Hints from the Health Department. Leaflet from the archive of the Society of Medical Officers of Health. Credit: Wellcome Collection, London
[Report of the Medical Officer of Health for East Ham]
SCHOOL MEDICAL INSPECTIONS.
The reader is referred back to this section of the report in
previous years and to contemplate the question raised in certain
quarters that school medical inspections are both unnecessary and
a waste of time.
My own experience after many long years of this work lead me
strongly to repudiate and refute this imputation and to state
categorically that these inspections have a great value to the school,
the parent and the family, and have contributed not a little to the
better physique and increase in height and weight, in comparable
age groups of children of pre-war years. I am sure the imputation
is based largely on the knowledge that the work in some areas is
indifferently accomplished by inferior personnel. In no branch of
medical survey is the personal factor of the examiner more
important and obviously the more highly trained he is, the keener

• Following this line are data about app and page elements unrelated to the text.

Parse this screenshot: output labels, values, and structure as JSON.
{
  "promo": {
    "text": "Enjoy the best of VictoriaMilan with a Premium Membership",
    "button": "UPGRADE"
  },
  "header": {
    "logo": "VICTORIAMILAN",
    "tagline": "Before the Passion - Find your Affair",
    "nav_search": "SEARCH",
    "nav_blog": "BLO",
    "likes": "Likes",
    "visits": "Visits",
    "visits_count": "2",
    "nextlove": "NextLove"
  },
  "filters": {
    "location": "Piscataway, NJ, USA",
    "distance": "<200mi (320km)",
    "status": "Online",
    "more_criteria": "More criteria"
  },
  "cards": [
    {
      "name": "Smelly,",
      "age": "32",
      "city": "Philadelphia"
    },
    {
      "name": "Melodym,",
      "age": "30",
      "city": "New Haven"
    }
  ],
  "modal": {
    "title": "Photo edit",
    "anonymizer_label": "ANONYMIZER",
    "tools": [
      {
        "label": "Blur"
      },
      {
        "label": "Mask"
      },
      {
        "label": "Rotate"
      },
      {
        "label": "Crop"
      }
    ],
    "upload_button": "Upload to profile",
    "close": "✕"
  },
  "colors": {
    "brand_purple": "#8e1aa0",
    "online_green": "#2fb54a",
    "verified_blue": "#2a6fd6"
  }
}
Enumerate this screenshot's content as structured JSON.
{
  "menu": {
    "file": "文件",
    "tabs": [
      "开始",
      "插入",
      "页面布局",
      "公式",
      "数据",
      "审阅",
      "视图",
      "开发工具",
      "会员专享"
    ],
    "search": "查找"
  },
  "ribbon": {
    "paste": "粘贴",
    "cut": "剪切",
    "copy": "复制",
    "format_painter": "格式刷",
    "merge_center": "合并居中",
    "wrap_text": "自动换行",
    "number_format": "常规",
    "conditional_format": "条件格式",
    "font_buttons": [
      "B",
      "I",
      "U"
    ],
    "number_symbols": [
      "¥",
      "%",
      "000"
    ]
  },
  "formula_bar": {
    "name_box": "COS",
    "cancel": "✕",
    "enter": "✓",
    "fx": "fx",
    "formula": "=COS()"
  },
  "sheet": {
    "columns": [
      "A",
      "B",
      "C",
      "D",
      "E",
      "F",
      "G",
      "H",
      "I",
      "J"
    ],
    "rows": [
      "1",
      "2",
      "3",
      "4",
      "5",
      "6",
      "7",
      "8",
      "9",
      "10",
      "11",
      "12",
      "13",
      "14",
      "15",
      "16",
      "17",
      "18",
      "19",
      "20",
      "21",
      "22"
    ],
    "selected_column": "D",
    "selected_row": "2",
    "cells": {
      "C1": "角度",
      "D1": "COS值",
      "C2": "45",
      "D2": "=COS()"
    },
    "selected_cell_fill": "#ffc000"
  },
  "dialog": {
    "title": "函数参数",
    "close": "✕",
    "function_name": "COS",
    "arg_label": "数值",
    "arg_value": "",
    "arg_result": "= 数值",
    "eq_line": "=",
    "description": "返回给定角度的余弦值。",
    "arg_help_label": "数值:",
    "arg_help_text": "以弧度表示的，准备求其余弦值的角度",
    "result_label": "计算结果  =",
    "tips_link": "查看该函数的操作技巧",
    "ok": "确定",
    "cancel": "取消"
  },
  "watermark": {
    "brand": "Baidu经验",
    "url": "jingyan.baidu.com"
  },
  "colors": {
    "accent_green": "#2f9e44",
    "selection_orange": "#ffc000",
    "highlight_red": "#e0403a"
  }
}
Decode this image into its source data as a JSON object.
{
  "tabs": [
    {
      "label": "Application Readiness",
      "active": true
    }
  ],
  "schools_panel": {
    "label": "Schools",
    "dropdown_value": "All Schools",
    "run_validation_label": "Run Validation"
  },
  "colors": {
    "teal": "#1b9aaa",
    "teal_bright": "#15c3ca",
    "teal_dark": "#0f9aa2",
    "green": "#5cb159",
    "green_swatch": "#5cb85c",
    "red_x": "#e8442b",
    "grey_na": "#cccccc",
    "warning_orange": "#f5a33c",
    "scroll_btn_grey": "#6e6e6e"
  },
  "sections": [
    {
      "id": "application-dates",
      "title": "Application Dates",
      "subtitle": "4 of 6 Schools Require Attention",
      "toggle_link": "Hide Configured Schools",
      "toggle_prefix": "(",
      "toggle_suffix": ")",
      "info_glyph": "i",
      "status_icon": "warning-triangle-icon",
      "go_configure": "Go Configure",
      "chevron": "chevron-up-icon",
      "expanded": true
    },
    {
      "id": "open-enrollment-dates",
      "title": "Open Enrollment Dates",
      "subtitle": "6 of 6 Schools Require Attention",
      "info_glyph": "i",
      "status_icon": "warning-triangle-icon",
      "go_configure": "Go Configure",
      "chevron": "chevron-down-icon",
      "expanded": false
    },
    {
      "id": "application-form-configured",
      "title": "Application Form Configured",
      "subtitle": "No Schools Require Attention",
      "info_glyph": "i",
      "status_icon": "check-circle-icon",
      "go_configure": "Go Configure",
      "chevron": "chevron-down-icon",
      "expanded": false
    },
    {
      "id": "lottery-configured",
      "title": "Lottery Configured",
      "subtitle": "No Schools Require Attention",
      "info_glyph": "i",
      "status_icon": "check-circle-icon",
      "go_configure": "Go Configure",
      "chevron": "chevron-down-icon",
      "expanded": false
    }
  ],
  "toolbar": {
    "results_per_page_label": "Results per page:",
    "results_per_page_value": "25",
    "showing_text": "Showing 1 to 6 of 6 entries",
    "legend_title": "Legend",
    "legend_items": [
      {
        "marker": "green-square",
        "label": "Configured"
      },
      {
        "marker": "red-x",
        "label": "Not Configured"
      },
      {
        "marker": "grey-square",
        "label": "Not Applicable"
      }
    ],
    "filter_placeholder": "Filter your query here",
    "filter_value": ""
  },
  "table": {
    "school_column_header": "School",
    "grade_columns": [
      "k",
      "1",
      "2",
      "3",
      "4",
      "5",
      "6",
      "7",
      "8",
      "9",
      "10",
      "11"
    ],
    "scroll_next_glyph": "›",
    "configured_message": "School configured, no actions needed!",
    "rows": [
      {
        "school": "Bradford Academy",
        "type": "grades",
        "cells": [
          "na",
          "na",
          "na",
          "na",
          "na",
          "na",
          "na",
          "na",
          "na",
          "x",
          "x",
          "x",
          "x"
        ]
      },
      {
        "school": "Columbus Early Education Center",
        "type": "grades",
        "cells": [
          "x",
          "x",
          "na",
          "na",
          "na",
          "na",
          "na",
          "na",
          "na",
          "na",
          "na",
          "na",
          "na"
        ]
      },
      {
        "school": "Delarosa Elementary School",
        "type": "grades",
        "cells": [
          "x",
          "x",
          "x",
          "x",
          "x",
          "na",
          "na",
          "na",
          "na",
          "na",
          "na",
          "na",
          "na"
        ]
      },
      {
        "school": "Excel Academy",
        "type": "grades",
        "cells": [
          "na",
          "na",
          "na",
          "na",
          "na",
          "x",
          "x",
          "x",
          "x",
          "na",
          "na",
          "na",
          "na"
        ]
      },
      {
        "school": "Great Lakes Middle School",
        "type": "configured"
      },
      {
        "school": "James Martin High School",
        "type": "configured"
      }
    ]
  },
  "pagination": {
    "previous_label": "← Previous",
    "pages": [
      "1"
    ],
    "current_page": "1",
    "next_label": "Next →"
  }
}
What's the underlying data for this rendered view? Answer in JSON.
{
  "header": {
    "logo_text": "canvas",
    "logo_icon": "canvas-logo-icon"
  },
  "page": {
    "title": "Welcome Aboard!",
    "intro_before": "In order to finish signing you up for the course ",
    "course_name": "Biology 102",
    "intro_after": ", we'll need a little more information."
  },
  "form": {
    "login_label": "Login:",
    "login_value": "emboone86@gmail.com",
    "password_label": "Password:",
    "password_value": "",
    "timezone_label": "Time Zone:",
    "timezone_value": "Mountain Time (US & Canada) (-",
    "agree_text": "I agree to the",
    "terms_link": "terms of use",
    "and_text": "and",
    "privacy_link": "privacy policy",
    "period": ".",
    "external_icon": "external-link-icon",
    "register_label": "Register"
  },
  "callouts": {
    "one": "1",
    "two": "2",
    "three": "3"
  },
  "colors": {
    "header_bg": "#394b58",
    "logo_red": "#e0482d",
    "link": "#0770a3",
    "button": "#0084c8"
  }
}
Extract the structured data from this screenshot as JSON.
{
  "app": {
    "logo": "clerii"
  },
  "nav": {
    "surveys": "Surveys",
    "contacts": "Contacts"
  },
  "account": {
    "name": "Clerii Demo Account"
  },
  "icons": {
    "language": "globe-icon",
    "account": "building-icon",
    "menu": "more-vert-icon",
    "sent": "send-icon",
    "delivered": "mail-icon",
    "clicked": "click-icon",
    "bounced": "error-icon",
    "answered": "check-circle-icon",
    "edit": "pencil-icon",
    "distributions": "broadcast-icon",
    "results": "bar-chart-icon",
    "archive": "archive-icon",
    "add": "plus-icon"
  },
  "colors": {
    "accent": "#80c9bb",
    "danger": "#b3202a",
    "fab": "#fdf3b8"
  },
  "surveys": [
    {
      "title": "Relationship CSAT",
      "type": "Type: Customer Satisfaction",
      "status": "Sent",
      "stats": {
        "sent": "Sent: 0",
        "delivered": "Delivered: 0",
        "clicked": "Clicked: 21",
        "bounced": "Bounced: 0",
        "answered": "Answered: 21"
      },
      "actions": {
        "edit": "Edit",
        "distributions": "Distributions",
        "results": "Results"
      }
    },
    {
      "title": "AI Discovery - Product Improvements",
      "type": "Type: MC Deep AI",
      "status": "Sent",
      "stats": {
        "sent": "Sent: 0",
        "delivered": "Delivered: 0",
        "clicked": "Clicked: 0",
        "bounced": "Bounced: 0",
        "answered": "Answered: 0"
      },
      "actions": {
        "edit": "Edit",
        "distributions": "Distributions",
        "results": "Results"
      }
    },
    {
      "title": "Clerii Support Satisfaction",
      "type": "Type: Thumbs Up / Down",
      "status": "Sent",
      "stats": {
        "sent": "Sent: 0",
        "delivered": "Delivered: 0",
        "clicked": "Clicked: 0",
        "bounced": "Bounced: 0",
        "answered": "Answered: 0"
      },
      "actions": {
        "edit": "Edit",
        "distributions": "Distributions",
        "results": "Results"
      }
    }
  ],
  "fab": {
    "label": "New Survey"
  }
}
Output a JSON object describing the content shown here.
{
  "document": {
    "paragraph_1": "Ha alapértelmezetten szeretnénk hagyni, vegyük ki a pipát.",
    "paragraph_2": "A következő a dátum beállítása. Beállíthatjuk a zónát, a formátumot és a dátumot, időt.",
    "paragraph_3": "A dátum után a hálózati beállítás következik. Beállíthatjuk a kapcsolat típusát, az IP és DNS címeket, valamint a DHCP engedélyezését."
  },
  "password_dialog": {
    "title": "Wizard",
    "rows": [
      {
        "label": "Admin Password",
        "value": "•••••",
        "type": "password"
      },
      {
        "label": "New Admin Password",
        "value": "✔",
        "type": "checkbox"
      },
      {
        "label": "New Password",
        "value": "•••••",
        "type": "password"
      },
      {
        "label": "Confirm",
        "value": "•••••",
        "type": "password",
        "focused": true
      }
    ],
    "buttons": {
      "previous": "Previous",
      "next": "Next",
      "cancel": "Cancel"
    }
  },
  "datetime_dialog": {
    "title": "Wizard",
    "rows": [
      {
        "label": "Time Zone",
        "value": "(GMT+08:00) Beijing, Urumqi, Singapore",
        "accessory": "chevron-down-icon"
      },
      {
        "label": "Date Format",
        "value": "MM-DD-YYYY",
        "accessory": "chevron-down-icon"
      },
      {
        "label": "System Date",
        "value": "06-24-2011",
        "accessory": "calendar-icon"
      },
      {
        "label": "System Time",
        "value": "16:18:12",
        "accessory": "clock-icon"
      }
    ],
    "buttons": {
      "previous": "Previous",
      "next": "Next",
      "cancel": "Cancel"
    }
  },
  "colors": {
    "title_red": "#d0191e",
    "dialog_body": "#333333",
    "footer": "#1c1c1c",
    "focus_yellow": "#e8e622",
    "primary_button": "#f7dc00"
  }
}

his clinical acumen and the better the standard demanded of him
by the School Health Officer, the greater will be the value of his
findings and the educative effect of his contact with the parent
The presence of parents at these inspections is cordially
welcomed and it is satisfactory to report that despite the large
number who are in employment, 73.5 per cent, of parents attended
in all age groups and 90.9 per cent, in the first group. These
figures compare with 71.6 per cent, and 93.5 per cent, for 1948.
In addition, special surveys have been carried out to demonstrate
speech defects, the remedying of which must play an
enormous part in the personal, psychological and social development
of affected scholars.
A highly technical group audiometric survey is being
conducted t hroughout the schools to discover hearing defects which
likewise would have a profound retarding effect on individual
education should they remain untreated and uncorrected by